In the United States, as in many other countries, having money means having economic and political power, being better educated, having access to better health care, being better housed and generally enjoying a better quality of life. Having less money, particularly a lot less, means less power, inferior education, limited access to health care, living in substandard housing and generally experiencing a diminished quality of life.

APA's stance

In 2000, the APA Council of Representatives adopted its Resolution on Poverty and Socioeconomic Status, a formal statement that clearly set out APA's concerns about poverty and how they should be addressed in policy and advocacy. The complexity of the topic required a series of evidence-based statements to address the wide range of issues involved. Of the resolution's 25 "whereas" statements that define the scope of the problem, 10, for example, were health-related, another five demographic or statistical, while others covered family, economics, race, ethnicity, gender and APA ethics. These clauses provide a substantive foundation for council to develop its action statements, but also sets forth the range of issues that APA and its members should address. Some examples from the resolution:

  • The income gap between the poor and the rich has continued to increase over the past 20 years. The average income of the poorest fifth of the population is down 6 percent and the average income of the top fifth is up 30 percent.

  • Families with a female head of household had a poverty rate of 29.9 percent in 1998 and comprised the majority of poor families.

  • Psychologists as researchers, service providers, educators and policy advocates have a responsibility to better understand the causes of poverty and its impact on health and mental health, to help prevent and reduce the prevalence of poverty, and to effectively treat and address the needs of low-income individuals and families by building on the strengths of communities.

  • Psychologists are ethically guided to "respect the fundamental rights, dignity and worth of all people."

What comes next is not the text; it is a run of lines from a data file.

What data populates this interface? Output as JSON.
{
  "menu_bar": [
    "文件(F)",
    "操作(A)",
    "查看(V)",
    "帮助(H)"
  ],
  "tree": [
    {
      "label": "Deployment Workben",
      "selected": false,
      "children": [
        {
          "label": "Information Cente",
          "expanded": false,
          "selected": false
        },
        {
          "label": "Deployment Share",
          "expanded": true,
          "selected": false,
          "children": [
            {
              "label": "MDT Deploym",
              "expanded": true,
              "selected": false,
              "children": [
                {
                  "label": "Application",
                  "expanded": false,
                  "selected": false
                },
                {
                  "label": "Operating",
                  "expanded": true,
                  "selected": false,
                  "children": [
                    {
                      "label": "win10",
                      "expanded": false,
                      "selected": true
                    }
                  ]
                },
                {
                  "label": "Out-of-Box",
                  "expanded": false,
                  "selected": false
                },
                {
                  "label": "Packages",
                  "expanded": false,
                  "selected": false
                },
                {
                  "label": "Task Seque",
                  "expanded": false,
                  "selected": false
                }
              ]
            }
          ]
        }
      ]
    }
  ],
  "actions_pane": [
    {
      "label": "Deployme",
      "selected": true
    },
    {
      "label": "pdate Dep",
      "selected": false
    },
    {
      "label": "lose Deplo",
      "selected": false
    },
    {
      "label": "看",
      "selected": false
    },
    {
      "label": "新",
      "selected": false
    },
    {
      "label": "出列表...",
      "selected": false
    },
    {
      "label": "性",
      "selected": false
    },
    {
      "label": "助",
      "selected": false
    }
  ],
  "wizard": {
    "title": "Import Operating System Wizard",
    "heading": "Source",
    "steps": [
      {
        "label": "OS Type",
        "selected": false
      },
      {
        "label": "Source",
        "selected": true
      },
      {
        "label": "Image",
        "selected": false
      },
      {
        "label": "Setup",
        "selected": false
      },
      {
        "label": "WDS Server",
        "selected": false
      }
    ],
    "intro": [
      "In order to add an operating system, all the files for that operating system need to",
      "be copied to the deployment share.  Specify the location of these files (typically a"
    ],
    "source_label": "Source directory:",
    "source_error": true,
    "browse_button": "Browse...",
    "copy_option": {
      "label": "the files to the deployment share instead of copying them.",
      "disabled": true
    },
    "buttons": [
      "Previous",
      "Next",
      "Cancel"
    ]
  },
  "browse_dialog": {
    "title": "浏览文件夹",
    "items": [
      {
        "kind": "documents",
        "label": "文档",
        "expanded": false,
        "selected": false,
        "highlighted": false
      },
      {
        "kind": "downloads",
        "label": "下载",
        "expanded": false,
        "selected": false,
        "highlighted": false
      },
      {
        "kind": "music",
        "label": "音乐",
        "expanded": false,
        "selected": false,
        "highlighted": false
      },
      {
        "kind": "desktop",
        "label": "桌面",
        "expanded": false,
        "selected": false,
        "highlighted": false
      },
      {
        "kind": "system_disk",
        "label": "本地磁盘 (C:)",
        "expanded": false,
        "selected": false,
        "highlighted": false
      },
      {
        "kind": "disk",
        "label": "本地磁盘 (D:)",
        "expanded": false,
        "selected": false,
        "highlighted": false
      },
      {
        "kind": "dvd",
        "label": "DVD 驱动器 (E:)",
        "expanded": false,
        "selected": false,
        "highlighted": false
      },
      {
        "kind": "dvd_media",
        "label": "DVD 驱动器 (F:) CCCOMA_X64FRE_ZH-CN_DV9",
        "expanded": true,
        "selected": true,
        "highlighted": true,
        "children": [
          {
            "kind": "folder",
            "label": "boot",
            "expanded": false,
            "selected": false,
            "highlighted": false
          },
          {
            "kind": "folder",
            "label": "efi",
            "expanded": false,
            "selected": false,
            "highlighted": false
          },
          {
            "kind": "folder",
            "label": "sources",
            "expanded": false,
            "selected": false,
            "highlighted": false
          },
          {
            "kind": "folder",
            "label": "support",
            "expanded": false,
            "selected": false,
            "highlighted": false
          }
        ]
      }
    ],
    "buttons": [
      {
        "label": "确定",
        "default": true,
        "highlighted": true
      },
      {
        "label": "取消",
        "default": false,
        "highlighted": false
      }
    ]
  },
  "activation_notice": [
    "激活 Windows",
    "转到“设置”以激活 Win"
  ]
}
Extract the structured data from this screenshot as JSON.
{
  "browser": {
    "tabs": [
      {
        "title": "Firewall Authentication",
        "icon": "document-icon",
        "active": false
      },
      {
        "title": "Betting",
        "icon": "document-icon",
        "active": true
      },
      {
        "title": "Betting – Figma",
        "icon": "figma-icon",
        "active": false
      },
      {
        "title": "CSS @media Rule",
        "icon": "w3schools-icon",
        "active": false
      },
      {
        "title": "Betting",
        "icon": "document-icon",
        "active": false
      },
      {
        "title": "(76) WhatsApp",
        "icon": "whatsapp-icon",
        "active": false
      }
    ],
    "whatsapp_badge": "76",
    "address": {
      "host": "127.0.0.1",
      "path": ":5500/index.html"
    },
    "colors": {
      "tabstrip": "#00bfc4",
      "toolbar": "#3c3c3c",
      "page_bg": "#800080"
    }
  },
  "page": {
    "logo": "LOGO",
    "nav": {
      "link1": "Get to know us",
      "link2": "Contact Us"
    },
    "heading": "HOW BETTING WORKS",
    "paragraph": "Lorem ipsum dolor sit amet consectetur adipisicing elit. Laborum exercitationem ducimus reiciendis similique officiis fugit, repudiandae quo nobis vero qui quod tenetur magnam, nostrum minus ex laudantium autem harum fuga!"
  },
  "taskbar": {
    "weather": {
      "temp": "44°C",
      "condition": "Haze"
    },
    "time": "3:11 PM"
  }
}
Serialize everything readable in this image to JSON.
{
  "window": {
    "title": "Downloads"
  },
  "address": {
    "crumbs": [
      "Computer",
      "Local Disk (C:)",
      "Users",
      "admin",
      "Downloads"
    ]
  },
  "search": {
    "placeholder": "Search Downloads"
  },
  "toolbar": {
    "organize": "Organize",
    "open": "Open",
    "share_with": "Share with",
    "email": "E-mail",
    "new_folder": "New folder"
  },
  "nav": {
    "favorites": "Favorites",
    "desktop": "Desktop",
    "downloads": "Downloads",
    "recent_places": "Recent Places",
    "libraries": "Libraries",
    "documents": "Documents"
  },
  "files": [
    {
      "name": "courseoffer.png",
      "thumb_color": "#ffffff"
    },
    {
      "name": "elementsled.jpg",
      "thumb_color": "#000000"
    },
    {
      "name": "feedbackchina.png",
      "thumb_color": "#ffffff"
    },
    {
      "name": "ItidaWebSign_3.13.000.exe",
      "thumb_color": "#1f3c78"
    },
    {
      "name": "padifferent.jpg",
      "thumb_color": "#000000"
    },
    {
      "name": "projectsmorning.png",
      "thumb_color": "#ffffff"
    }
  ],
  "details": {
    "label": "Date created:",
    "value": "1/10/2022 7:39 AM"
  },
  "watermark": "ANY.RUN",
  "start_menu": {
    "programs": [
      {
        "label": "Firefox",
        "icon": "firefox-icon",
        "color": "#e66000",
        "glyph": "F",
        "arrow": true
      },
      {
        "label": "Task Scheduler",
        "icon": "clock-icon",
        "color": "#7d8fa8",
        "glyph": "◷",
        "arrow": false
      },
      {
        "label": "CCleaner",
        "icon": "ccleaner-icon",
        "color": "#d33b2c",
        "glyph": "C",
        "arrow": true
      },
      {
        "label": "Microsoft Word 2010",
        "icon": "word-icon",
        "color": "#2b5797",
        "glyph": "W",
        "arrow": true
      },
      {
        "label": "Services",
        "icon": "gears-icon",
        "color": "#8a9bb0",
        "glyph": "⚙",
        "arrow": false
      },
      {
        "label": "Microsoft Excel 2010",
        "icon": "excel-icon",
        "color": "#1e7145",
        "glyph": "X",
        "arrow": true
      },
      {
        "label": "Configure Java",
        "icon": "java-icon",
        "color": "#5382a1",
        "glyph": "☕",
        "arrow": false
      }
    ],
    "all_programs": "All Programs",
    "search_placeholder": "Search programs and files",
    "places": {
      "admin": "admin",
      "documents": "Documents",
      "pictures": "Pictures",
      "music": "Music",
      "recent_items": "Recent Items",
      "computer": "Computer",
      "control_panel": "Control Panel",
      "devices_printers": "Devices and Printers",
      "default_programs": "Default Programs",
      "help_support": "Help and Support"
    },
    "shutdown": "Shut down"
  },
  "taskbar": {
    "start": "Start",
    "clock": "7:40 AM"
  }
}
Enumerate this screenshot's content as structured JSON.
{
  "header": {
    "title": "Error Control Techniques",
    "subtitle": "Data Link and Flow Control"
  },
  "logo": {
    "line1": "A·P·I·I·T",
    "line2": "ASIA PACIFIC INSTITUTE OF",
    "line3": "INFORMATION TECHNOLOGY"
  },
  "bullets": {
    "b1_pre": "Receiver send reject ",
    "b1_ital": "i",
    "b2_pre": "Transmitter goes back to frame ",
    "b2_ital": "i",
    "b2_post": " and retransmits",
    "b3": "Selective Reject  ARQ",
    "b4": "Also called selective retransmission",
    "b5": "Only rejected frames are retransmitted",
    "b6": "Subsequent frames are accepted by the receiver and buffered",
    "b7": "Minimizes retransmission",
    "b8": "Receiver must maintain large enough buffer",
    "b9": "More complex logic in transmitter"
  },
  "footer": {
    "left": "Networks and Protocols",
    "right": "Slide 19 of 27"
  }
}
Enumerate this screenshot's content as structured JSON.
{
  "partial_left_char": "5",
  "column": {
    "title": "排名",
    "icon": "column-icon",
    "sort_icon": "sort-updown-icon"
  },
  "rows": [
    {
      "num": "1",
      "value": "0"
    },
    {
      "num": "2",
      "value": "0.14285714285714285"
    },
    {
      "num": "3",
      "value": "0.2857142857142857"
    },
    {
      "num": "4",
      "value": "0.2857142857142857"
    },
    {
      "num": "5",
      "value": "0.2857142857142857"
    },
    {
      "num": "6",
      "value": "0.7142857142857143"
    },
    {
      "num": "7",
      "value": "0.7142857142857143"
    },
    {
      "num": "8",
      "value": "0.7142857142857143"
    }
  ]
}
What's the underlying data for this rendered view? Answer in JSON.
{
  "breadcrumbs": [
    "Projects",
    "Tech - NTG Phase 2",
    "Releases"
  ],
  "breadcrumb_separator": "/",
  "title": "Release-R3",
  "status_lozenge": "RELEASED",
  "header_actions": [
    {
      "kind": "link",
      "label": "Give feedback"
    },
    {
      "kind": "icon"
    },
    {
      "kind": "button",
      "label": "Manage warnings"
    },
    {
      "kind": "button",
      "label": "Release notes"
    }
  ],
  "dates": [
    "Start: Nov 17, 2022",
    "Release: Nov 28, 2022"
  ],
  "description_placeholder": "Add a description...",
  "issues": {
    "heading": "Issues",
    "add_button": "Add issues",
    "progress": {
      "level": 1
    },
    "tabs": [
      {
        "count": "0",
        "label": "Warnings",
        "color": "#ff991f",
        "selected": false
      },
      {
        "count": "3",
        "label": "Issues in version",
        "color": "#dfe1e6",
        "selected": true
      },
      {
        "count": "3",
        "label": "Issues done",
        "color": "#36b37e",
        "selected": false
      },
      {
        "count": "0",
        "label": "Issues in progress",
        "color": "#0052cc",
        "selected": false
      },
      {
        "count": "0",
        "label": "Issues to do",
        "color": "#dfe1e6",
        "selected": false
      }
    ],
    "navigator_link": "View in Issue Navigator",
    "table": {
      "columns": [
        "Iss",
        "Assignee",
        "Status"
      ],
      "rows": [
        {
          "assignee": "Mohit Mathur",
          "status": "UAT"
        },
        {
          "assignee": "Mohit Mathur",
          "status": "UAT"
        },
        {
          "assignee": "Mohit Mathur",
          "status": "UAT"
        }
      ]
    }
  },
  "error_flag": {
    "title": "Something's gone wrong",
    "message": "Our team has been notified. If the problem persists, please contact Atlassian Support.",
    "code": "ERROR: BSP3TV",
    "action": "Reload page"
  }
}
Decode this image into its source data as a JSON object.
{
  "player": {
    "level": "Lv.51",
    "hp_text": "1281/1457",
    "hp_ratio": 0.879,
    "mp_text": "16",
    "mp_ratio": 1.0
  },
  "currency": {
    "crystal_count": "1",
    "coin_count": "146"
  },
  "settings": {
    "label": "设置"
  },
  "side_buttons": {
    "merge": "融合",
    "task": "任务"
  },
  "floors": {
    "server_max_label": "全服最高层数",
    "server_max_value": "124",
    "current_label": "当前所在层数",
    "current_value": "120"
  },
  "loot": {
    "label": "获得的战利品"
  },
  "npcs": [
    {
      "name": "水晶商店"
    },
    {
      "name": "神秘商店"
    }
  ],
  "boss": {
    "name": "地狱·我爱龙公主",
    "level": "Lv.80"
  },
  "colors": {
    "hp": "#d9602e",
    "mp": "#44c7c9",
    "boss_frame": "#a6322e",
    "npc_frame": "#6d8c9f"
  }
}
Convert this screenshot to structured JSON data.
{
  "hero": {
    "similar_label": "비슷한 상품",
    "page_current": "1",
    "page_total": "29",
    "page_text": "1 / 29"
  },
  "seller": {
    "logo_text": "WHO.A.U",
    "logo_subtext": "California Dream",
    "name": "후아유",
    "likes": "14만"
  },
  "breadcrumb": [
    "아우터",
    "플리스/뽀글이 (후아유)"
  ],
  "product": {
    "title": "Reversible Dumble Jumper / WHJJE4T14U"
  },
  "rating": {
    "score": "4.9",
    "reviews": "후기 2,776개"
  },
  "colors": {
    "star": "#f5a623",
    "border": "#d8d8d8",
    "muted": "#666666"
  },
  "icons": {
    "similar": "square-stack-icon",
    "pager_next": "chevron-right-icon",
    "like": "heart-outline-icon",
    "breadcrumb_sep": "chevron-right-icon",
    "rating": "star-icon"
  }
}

These examples suggest APA's concern and awareness of the pervasive effects of poverty on the young, the old, people of color, citizens, and noncitizens--and the way in which it consigns poor people to the utter edges of their society. The Council of Representatives then approved a set of possible actions for APA that empower it to respond in the public policy arena to poverty-related matters. For example, the resolution calls for APA to:

  • Advocate for more research on prejudicial and negative attitudes toward the poor by other people who may perpetuate policies that tolerate poverty and social inequality.

  • Recommend that, where possible and appropriate, socioeconomic status be identified for published reports of social sciences research.

  • Encourage more psychology training on the causes and impact of poverty, on the psychological needs of poor families, and on the importance of developing "cultural competence" and sensitivity to diversity around issues of poverty to help prevent and reduce the prevalence of poverty and to address the needs of low-income clients.

  • Support public policy that ensures parity with medical coverage for mental health and substance abuse services under Medicare and Medicaid and that ensures all people have access to care that is comprehensive and culturally sensitive.

These action statements and others not listed provide clear and strong policy direction for advocacy at the legislative and executive levels of government, and enable APA to be proactive, as well as reactive, on issues related to poverty--essentially closing the gap between the "haves" and the "have-nots." Hopefully, psychologists in their professional and scientific roles will utilize the resolution to influence their teaching, practice and research.

The public would be well served by such actions.